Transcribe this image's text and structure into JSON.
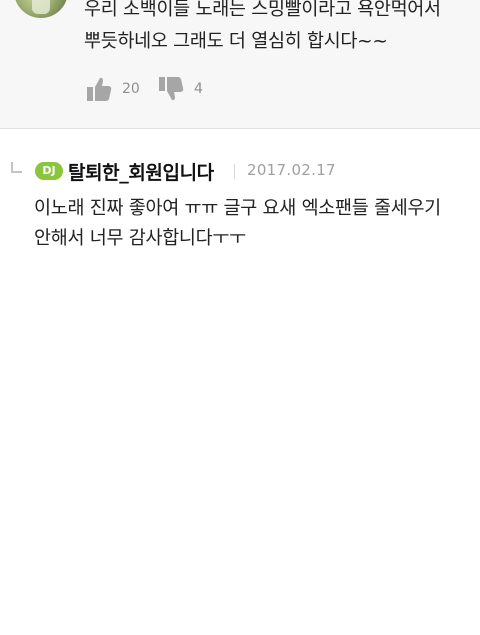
{
  "top_comment": {
    "text": "우리 소백이들 노래는 스밍빨이라고 욕안먹어서\n뿌듯하네오 그래도 더 열심히 합시다~~",
    "upvotes": "20",
    "downvotes": "4"
  },
  "reply_comment": {
    "badge": "DJ",
    "username": "탈퇴한_회원입니다",
    "date": "2017.02.17",
    "text": "이노래 진짜 좋아여 ㅠㅠ 글구 요새 엑소팬들 줄세우기\n안해서 너무 감사합니다ㅜㅜ"
  },
  "colors": {
    "badge_green": "#8cc43d",
    "grey_bg": "#f7f7f7",
    "icon_grey": "#8f8f8f"
  },
  "icons": {
    "upvote": "thumbs-up-icon",
    "downvote": "thumbs-down-icon",
    "reply": "reply-arrow-icon"
  }
}
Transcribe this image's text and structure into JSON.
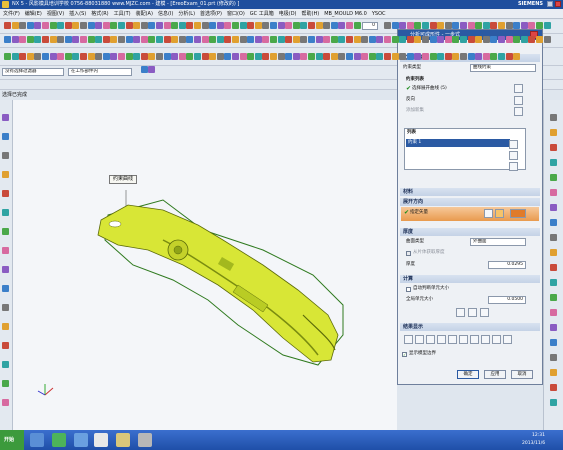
{
  "titlebar": {
    "title": "NX 5 - 风影模具培训学校  0756-88031880  www.MJZC.com - 建模 - [EreoExam_01.prt (修改的) ]",
    "brand": "SIEMENS"
  },
  "menu": [
    "文件(F)",
    "编辑(E)",
    "视图(V)",
    "插入(S)",
    "格式(R)",
    "工具(T)",
    "装配(A)",
    "信息(I)",
    "分析(L)",
    "首选项(P)",
    "窗口(O)",
    "GC 工具箱",
    "电极(D)",
    "帮助(H)",
    "MB_MOULD M6.0",
    "YSOC"
  ],
  "toolbar": {
    "filter_select": "没有选择过滤器",
    "scope_select": "在工作部件内",
    "zoom_value": "0"
  },
  "viewport": {
    "status_text": "选择已完成",
    "callout": "约束曲线"
  },
  "dialog": {
    "title": "分析可成形性 - 一步式",
    "sec_boundary": "边界条件",
    "constraint_type_label": "约束类型",
    "constraint_type_value": "曲线约束",
    "constraint_list_label": "约束列表",
    "select_curve_label": "选择展开曲线 (5)",
    "reverse_label": "反向",
    "add_new_label": "添加新集",
    "list_header": "列表",
    "list_item": "约束 1",
    "sec_material": "材料",
    "sec_direction": "展开方向",
    "specify_vector_label": "指定矢量",
    "sec_thickness": "厚度",
    "surface_type_label": "曲面类型",
    "surface_type_value": "外曲面",
    "from_model_label": "从片体获取厚度",
    "thickness_label": "厚度",
    "thickness_value": "0.0295",
    "sec_compute": "计算",
    "auto_mesh_label": "自动判断单元大小",
    "element_size_label": "全局单元大小",
    "element_size_value": "0.0500",
    "sec_preview": "结果显示",
    "show_boundary_label": "显示模型边界",
    "ok_label": "确定",
    "apply_label": "应用",
    "cancel_label": "取消"
  },
  "taskbar": {
    "start_label": "开始",
    "time": "12:31",
    "date": "2013/11/6"
  },
  "colors": {
    "part": "#d8e636",
    "part_edge": "#5c6b0a",
    "boundary": "#2f7a1f",
    "title_blue": "#2b5aa3"
  }
}
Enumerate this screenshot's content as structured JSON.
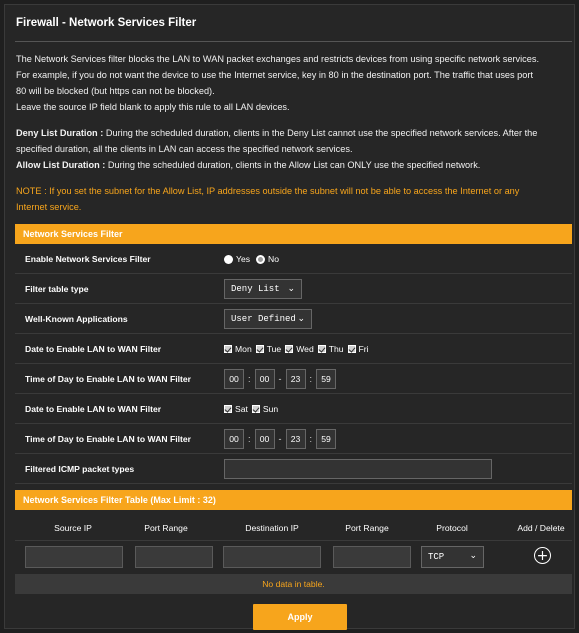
{
  "page": {
    "title": "Firewall - Network Services Filter",
    "desc_line1": "The Network Services filter blocks the LAN to WAN packet exchanges and restricts devices from using specific network services.",
    "desc_line2": "For example, if you do not want the device to use the Internet service, key in 80 in the destination port. The traffic that uses port",
    "desc_line3": "80 will be blocked (but https can not be blocked).",
    "desc_line4": "Leave the source IP field blank to apply this rule to all LAN devices.",
    "deny_label": "Deny List Duration :",
    "deny_text1": " During the scheduled duration, clients in the Deny List cannot use the specified network services. After the",
    "deny_text2": "specified duration, all the clients in LAN can access the specified network services.",
    "allow_label": "Allow List Duration :",
    "allow_text": " During the scheduled duration, clients in the Allow List can ONLY use the specified network.",
    "note1": "NOTE : If you set the subnet for the Allow List, IP addresses outside the subnet will not be able to access the Internet or any",
    "note2": "Internet service."
  },
  "filter": {
    "section_title": "Network Services Filter",
    "enable_label": "Enable Network Services Filter",
    "enable_yes": "Yes",
    "enable_no": "No",
    "table_type_label": "Filter table type",
    "table_type_value": "Deny List",
    "apps_label": "Well-Known Applications",
    "apps_value": "User Defined",
    "date_weekday_label": "Date to Enable LAN to WAN Filter",
    "weekdays": [
      "Mon",
      "Tue",
      "Wed",
      "Thu",
      "Fri"
    ],
    "time_weekday_label": "Time of Day to Enable LAN to WAN Filter",
    "time_weekday": {
      "start_h": "00",
      "start_m": "00",
      "end_h": "23",
      "end_m": "59"
    },
    "date_weekend_label": "Date to Enable LAN to WAN Filter",
    "weekend": [
      "Sat",
      "Sun"
    ],
    "time_weekend_label": "Time of Day to Enable LAN to WAN Filter",
    "time_weekend": {
      "start_h": "00",
      "start_m": "00",
      "end_h": "23",
      "end_m": "59"
    },
    "icmp_label": "Filtered ICMP packet types",
    "icmp_value": ""
  },
  "table": {
    "section_title": "Network Services Filter Table (Max Limit : 32)",
    "headers": [
      "Source IP",
      "Port Range",
      "Destination IP",
      "Port Range",
      "Protocol",
      "Add / Delete"
    ],
    "protocol_value": "TCP",
    "empty_text": "No data in table."
  },
  "apply_label": "Apply",
  "colors": {
    "accent": "#f7a51c",
    "background": "#262626"
  },
  "icons": {
    "add": "plus-circle-icon",
    "dropdown": "chevron-down-icon"
  }
}
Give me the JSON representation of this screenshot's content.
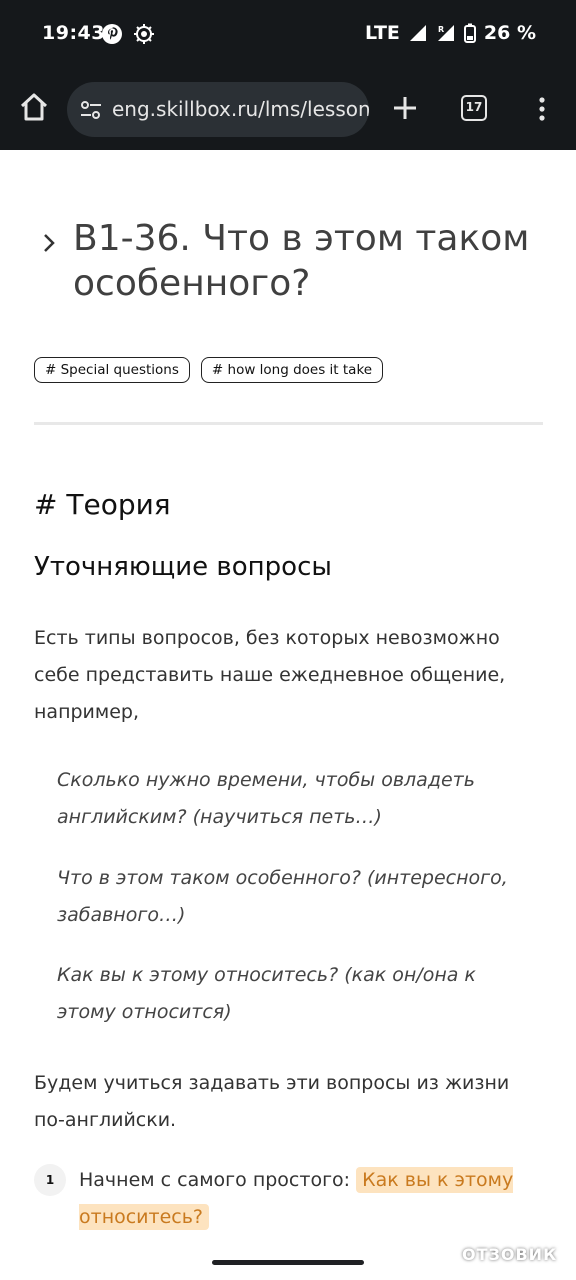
{
  "status_bar": {
    "time": "19:43",
    "network": "LTE",
    "battery": "26 %"
  },
  "browser": {
    "url": "eng.skillbox.ru/lms/lessons",
    "tab_count": "17"
  },
  "lesson": {
    "title": "B1-36. Что в этом таком особенного?",
    "tags": [
      "# Special questions",
      "# how long does it take"
    ],
    "section_heading": "# Теория",
    "subheading": "Уточняющие вопросы",
    "intro": "Есть типы вопросов, без которых невозможно себе представить наше ежедневное общение, например,",
    "examples": [
      "Сколько нужно времени, чтобы овладеть английским? (научиться петь…)",
      "Что в этом таком особенного? (интересного, забавного…)",
      "Как вы к этому относитесь? (как он/она к этому относится)"
    ],
    "goal": "Будем учиться задавать эти вопросы из жизни по-английски.",
    "step": {
      "number": "1",
      "text": "Начнем с самого простого:",
      "highlight": "Как вы к этому относитесь?"
    }
  },
  "watermark": "ОТЗОВИК",
  "colors": {
    "status_bg": "#15181b",
    "url_pill": "#2b3035",
    "highlight_bg": "#fde3bf",
    "highlight_text": "#c97a1f"
  }
}
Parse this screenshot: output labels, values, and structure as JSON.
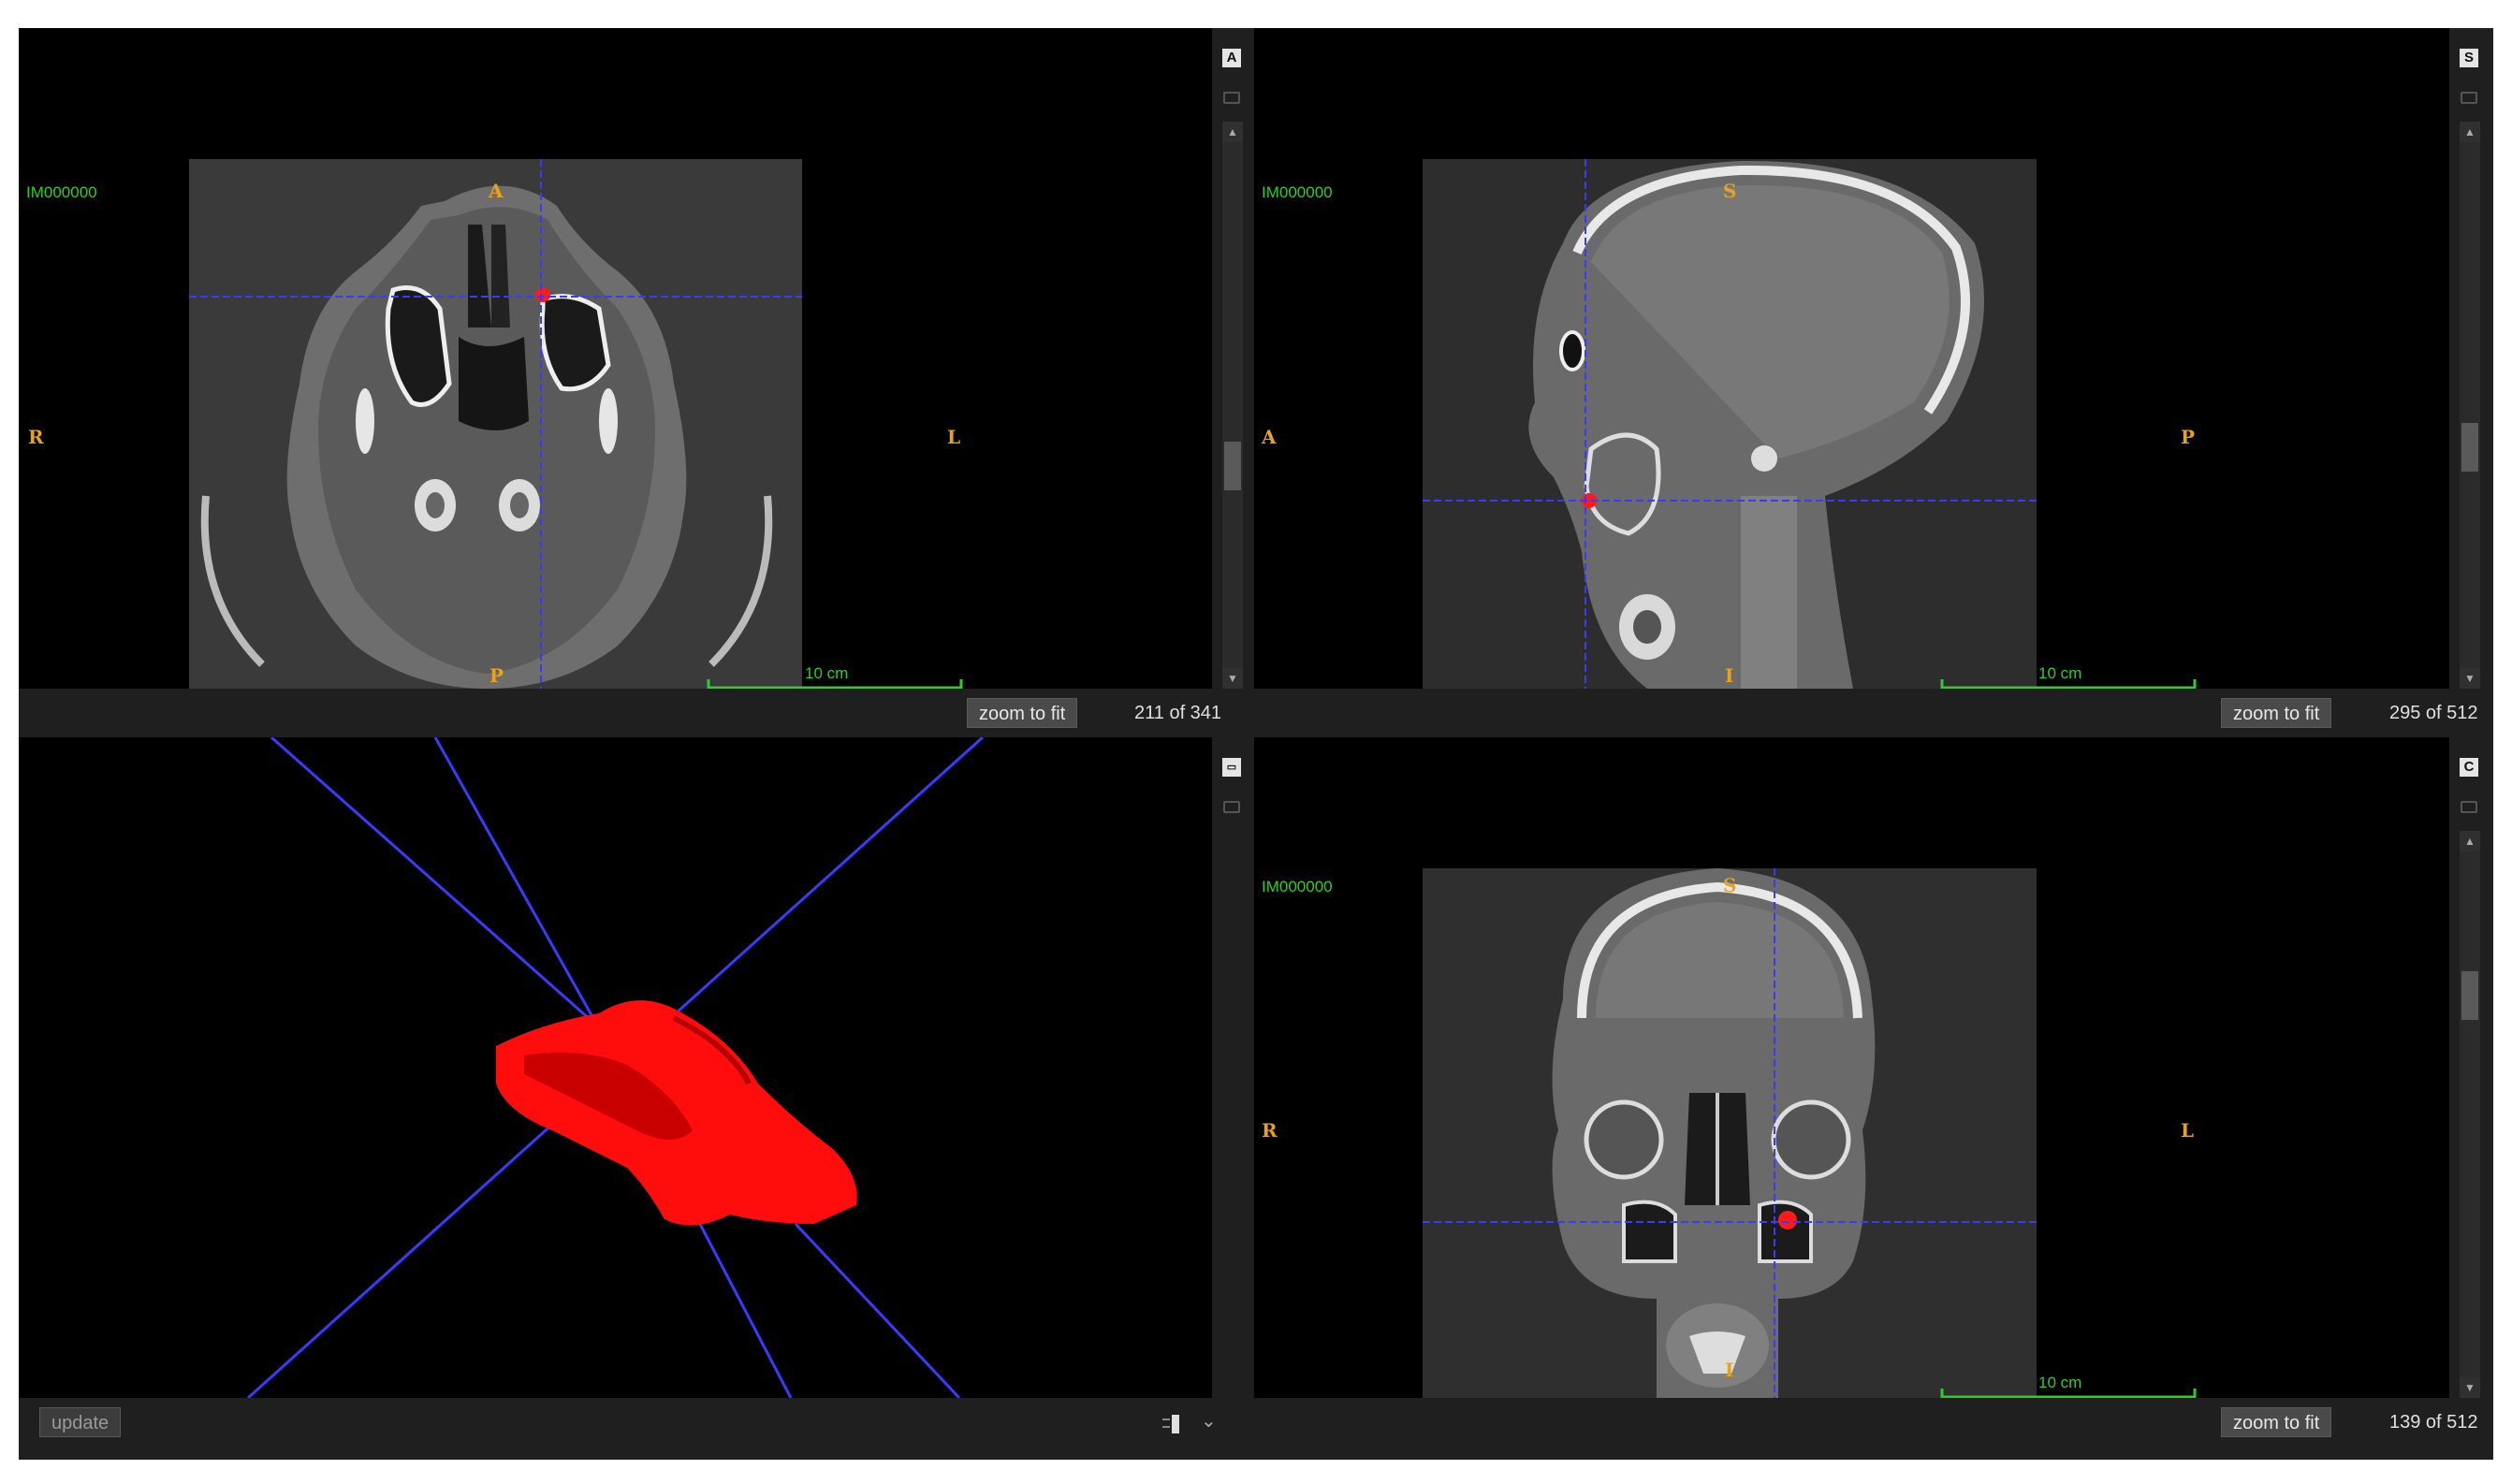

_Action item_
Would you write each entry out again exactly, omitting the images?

_Answer box_
Transcribe this image's text and structure into JSON.
{
  "top_comment": {
    "text": "우리 소백이들 노래는 스밍빨이라고 욕안먹어서\n뿌듯하네오 그래도 더 열심히 합시다~~",
    "upvotes": "20",
    "downvotes": "4"
  },
  "reply_comment": {
    "badge": "DJ",
    "username": "탈퇴한_회원입니다",
    "date": "2017.02.17",
    "text": "이노래 진짜 좋아여 ㅠㅠ 글구 요새 엑소팬들 줄세우기\n안해서 너무 감사합니다ㅜㅜ"
  },
  "colors": {
    "badge_green": "#8cc43d",
    "grey_bg": "#f7f7f7",
    "icon_grey": "#8f8f8f"
  },
  "icons": {
    "upvote": "thumbs-up-icon",
    "downvote": "thumbs-down-icon",
    "reply": "reply-arrow-icon"
  }
}
Transcribe this image's text and structure into JSON.
{
  "titlebar": {
    "title": "NX 5 - 风影模具培训学校  0756-88031880  www.MJZC.com - 建模 - [EreoExam_01.prt (修改的) ]",
    "brand": "SIEMENS"
  },
  "menu": [
    "文件(F)",
    "编辑(E)",
    "视图(V)",
    "插入(S)",
    "格式(R)",
    "工具(T)",
    "装配(A)",
    "信息(I)",
    "分析(L)",
    "首选项(P)",
    "窗口(O)",
    "GC 工具箱",
    "电极(D)",
    "帮助(H)",
    "MB_MOULD M6.0",
    "YSOC"
  ],
  "toolbar": {
    "filter_select": "没有选择过滤器",
    "scope_select": "在工作部件内",
    "zoom_value": "0"
  },
  "viewport": {
    "status_text": "选择已完成",
    "callout": "约束曲线"
  },
  "dialog": {
    "title": "分析可成形性 - 一步式",
    "sec_boundary": "边界条件",
    "constraint_type_label": "约束类型",
    "constraint_type_value": "曲线约束",
    "constraint_list_label": "约束列表",
    "select_curve_label": "选择展开曲线 (5)",
    "reverse_label": "反向",
    "add_new_label": "添加新集",
    "list_header": "列表",
    "list_item": "约束 1",
    "sec_material": "材料",
    "sec_direction": "展开方向",
    "specify_vector_label": "指定矢量",
    "sec_thickness": "厚度",
    "surface_type_label": "曲面类型",
    "surface_type_value": "外曲面",
    "from_model_label": "从片体获取厚度",
    "thickness_label": "厚度",
    "thickness_value": "0.0295",
    "sec_compute": "计算",
    "auto_mesh_label": "自动判断单元大小",
    "element_size_label": "全局单元大小",
    "element_size_value": "0.0500",
    "sec_preview": "结果显示",
    "show_boundary_label": "显示模型边界",
    "ok_label": "确定",
    "apply_label": "应用",
    "cancel_label": "取消"
  },
  "taskbar": {
    "start_label": "开始",
    "time": "12:31",
    "date": "2013/11/6"
  },
  "colors": {
    "part": "#d8e636",
    "part_edge": "#5c6b0a",
    "boundary": "#2f7a1f",
    "title_blue": "#2b5aa3"
  }
}
Enumerate this screenshot's content as structured JSON.
{
  "page": {
    "title": "Firewall - Network Services Filter",
    "desc_line1": "The Network Services filter blocks the LAN to WAN packet exchanges and restricts devices from using specific network services.",
    "desc_line2": "For example, if you do not want the device to use the Internet service, key in 80 in the destination port. The traffic that uses port",
    "desc_line3": "80 will be blocked (but https can not be blocked).",
    "desc_line4": "Leave the source IP field blank to apply this rule to all LAN devices.",
    "deny_label": "Deny List Duration :",
    "deny_text1": " During the scheduled duration, clients in the Deny List cannot use the specified network services. After the",
    "deny_text2": "specified duration, all the clients in LAN can access the specified network services.",
    "allow_label": "Allow List Duration :",
    "allow_text": " During the scheduled duration, clients in the Allow List can ONLY use the specified network.",
    "note1": "NOTE : If you set the subnet for the Allow List, IP addresses outside the subnet will not be able to access the Internet or any",
    "note2": "Internet service."
  },
  "filter": {
    "section_title": "Network Services Filter",
    "enable_label": "Enable Network Services Filter",
    "enable_yes": "Yes",
    "enable_no": "No",
    "table_type_label": "Filter table type",
    "table_type_value": "Deny List",
    "apps_label": "Well-Known Applications",
    "apps_value": "User Defined",
    "date_weekday_label": "Date to Enable LAN to WAN Filter",
    "weekdays": [
      "Mon",
      "Tue",
      "Wed",
      "Thu",
      "Fri"
    ],
    "time_weekday_label": "Time of Day to Enable LAN to WAN Filter",
    "time_weekday": {
      "start_h": "00",
      "start_m": "00",
      "end_h": "23",
      "end_m": "59"
    },
    "date_weekend_label": "Date to Enable LAN to WAN Filter",
    "weekend": [
      "Sat",
      "Sun"
    ],
    "time_weekend_label": "Time of Day to Enable LAN to WAN Filter",
    "time_weekend": {
      "start_h": "00",
      "start_m": "00",
      "end_h": "23",
      "end_m": "59"
    },
    "icmp_label": "Filtered ICMP packet types",
    "icmp_value": ""
  },
  "table": {
    "section_title": "Network Services Filter Table (Max Limit : 32)",
    "headers": [
      "Source IP",
      "Port Range",
      "Destination IP",
      "Port Range",
      "Protocol",
      "Add / Delete"
    ],
    "protocol_value": "TCP",
    "empty_text": "No data in table."
  },
  "apply_label": "Apply",
  "colors": {
    "accent": "#f7a51c",
    "background": "#262626"
  },
  "icons": {
    "add": "plus-circle-icon",
    "dropdown": "chevron-down-icon"
  }
}
Give me the JSON representation of this screenshot's content.
{
  "status_bar": {
    "time": "19:43",
    "network": "LTE",
    "battery": "26 %"
  },
  "browser": {
    "url": "eng.skillbox.ru/lms/lessons",
    "tab_count": "17"
  },
  "lesson": {
    "title": "B1-36. Что в этом таком особенного?",
    "tags": [
      "# Special questions",
      "# how long does it take"
    ],
    "section_heading": "# Теория",
    "subheading": "Уточняющие вопросы",
    "intro": "Есть типы вопросов, без которых невозможно себе представить наше ежедневное общение, например,",
    "examples": [
      "Сколько нужно времени, чтобы овладеть английским? (научиться петь…)",
      "Что в этом таком особенного? (интересного, забавного…)",
      "Как вы к этому относитесь? (как он/она к этому относится)"
    ],
    "goal": "Будем учиться задавать эти вопросы из жизни по-английски.",
    "step": {
      "number": "1",
      "text": "Начнем с самого простого:",
      "highlight": "Как вы к этому относитесь?"
    }
  },
  "watermark": "ОТЗОВИК",
  "colors": {
    "status_bg": "#15181b",
    "url_pill": "#2b3035",
    "highlight_bg": "#fde3bf",
    "highlight_text": "#c97a1f"
  }
}
Parse this screenshot: output labels, values, and structure as JSON.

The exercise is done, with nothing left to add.